We've written in the past about the case of Lexmark against a company named Static Control that was trying to make competing ink cartridges that would work in Lexmark printers. Lexmark claimed that Static was violating the DMCA by circumventing the encryption used on their inkjet cartridges. While the lower court ruled in Lexmark's favor last year, today the Sixth Circuit reversed the ruling discussing in great detail how Lexmark was clearly abusing the intent of the DMCA for anti-competitive purposes, rather than to protect intellectual property. The court clearly understood the larger issues: "If we were to adopt Lexmark's reading of the statute, manufacturers could potentially create monopolies for replacement parts simply by using similar, but more creative, lock-out codes. Automobile manufacturers, for example, could control the entire market of replacement parts for their vehicles by including lock-out chips. Congress did not intend to allow the DMCA to be used offensively in this manner, but rather only sought to reach those who circumvented protective measures "for the purpose" of pirating works protected by the copyright statute."
If you liked this post, you may also be interested in...
- Mississippi Attorney General Jim Hood Thinks Google Is To Blame For Infringement On The Web
- Feds To FISC: Of Course We Don't Have To Share Our Full Legal Filings With Companies Suing Us Over NSA Transparency
- Kansas City Cops Tell Man They'll Kill His Dogs And Destroy His Home If Forced To Obtain A Search Warrant
- Most Big Internet Companies Speak Out For Major Surveillance Reform

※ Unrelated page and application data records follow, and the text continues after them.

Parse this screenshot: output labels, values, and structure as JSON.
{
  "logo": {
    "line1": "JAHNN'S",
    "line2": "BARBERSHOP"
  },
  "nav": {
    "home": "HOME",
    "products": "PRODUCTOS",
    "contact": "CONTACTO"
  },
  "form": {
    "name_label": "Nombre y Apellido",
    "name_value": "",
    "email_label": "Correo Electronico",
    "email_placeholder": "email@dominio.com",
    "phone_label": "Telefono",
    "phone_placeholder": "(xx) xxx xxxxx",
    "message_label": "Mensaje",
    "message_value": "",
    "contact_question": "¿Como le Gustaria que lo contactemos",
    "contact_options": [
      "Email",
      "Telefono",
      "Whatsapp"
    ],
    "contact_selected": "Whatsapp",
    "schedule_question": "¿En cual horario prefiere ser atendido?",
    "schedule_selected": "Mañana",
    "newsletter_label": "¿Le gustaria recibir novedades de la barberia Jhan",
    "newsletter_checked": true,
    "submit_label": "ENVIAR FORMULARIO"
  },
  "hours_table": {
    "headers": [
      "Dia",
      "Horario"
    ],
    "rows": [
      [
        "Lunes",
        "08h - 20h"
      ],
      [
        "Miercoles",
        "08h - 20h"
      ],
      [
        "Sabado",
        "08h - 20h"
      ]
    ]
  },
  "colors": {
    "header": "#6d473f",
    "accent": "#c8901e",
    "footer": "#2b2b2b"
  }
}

- Witness In No Fly List Trial, Who Was Blocked From Flying To The Trial, Shows That DOJ Flat Out Lied In Court